As a consequence, the Soviet government nationalized the commanding heights of the economy in June 1918. All industries engaged in mining, engineering, textiles, electrical goods, wood and lumber, tobacco, glass, ceramics, leather, cement, rubber, transport and fuel were nationalized. These were vital industries, and it was necessary to protect them from the sabotage of the bourgeois and to reorganize them for the war effort.
The Congress of Economic Councils, which had been formed in December 1917, decided to establish management boards of all nationalized industries composed of the following: 1/3 of the board came from the regional Economic Councils or the Supreme Economic Soviet, 1/3 came from the trade unions, and the other 1/3 from the workers of the enterprise itself. The factory committees were in turn transformed into the base cells of the trade unions, and began to manage and administer industry. These measures were taken to ensure the democratic planning of the economy and the socialized nature of the economy. It ensured the democratic control over the economy of the working class as a whole and not just of the workers in individual factories. This form of syndicalism and “local self-management”, which had dominated from before October until the summer 1918, had been causing friction and competition as well as hording and profiteering, and was ultimately crippling the economy. These new measures of the Soviet state reversed the chaotic trend in the economy and were a major part of why the Soviets were able to win the Civil War.
Now I don’t want to get into the whole question of Stalinism and the degeneration of the Soviet Union, as that is not the point or the topic of today’s discussion, but suffice it to say this: that workers’ democracy, that is workers’ control and workers’ management of industry did not develop under ideal conditions in Russia. But even so, even in a country faced with crushing backwardness, facing the general sabotage not only of the Russian bourgeoisie but also of the technical personnel and the imperialists, the young and inexperienced Russian proletariat, surrounded by enemies on all sides, was able to organize the management of industry. This is a testament to the creativity of the working class and its ability to transform society.
However, the Soviet Union emerged from the Civil War absolutely shattered. In 1921, industrial and agricultural production were only 13% of their pre-war levels. Seven full years of war, revolution, and civil war had taken their toll on the economy and the country as a whole. Everything that was left had been submitted to winning the Civil War. The working class emerged from the Civil War, as Lenin said, “de-classed”. Most of the advanced workers had given their lives on the front. Peasants, hostile to the cities and the factories, and angry from their experiences of the war, were brought into the cities to fill the factories. In many ways, it was the bureaucracy and not the working class that emerged victorious from the Civil War.

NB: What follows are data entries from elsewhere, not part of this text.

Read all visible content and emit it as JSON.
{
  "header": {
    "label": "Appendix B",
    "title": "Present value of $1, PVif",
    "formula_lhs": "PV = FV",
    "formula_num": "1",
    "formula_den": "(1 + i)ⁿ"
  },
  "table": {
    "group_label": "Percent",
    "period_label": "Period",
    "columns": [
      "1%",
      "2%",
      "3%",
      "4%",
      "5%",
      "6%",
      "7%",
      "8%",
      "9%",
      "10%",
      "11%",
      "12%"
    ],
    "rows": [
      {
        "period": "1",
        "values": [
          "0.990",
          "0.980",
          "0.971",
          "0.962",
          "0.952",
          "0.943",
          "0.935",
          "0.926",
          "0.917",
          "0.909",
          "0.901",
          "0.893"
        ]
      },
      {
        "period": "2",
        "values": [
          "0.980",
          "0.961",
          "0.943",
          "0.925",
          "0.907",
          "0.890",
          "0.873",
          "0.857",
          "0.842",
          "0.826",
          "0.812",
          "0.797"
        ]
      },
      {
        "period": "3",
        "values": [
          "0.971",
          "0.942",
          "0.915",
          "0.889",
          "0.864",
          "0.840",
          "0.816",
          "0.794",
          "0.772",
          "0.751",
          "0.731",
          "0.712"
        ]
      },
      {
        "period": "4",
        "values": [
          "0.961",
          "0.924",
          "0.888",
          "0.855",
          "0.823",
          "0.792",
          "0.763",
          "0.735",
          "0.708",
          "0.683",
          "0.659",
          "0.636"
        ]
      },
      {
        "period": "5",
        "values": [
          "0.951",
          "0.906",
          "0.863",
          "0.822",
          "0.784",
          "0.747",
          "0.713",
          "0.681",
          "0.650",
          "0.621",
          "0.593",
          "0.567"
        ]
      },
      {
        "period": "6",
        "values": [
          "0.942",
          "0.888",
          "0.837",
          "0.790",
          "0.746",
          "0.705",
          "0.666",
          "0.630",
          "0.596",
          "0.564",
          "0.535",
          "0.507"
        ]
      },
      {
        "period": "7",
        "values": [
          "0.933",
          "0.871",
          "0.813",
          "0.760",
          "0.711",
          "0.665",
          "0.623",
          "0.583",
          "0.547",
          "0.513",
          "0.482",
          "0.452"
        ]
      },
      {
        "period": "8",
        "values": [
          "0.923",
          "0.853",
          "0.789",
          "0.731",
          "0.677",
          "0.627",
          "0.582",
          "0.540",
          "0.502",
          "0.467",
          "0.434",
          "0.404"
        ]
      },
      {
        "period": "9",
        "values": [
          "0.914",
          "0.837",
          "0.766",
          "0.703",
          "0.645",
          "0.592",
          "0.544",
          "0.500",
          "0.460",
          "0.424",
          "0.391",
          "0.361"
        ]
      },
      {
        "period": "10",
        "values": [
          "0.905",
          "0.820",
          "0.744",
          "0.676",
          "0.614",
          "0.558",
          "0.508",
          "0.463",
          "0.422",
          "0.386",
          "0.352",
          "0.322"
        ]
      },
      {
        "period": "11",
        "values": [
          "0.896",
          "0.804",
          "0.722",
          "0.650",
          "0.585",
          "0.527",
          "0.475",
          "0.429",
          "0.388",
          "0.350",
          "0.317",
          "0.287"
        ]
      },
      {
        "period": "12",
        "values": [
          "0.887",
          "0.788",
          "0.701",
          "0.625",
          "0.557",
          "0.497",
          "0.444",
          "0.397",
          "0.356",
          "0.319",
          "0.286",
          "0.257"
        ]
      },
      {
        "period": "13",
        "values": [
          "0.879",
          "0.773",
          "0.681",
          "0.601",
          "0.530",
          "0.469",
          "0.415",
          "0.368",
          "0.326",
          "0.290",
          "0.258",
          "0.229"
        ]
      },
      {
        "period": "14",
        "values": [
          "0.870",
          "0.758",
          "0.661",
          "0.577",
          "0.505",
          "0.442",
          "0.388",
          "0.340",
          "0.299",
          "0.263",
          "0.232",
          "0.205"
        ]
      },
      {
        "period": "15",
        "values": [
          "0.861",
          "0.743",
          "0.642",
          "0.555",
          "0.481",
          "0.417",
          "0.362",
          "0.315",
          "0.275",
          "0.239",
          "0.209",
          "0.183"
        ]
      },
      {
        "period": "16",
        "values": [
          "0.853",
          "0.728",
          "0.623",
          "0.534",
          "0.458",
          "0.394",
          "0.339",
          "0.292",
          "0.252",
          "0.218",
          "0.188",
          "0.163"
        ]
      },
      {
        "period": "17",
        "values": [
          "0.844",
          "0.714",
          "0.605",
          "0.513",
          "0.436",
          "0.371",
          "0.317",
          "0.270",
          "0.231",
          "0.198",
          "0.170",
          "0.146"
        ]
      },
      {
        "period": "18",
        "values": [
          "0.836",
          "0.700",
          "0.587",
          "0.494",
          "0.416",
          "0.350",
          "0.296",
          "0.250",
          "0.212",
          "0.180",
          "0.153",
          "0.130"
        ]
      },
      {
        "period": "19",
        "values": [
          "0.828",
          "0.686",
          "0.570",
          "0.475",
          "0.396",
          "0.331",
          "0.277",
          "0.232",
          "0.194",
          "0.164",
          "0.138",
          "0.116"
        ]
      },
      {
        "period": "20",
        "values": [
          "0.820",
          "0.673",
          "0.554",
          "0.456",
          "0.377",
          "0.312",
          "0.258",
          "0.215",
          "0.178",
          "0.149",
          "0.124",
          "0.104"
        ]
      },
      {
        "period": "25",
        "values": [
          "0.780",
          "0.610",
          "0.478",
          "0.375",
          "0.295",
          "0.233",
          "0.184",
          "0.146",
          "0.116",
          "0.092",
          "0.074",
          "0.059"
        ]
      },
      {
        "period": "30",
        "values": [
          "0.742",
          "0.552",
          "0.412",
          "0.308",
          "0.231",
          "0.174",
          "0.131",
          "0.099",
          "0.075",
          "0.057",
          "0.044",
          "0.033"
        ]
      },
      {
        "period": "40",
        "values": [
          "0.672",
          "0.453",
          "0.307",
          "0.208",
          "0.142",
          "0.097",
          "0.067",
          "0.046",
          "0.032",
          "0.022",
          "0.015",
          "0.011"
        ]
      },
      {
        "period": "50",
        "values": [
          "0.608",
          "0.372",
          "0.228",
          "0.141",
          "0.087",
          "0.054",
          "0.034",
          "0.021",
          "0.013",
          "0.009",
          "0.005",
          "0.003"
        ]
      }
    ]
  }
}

With the introduction of the NEP and the growth of bureaucracy, workers’ democracy was replaced by the will of the growing, and increasingly self-aware, bureaucracy. Workers’ management of industry was replaced by the bureaucratic mis-management of industry.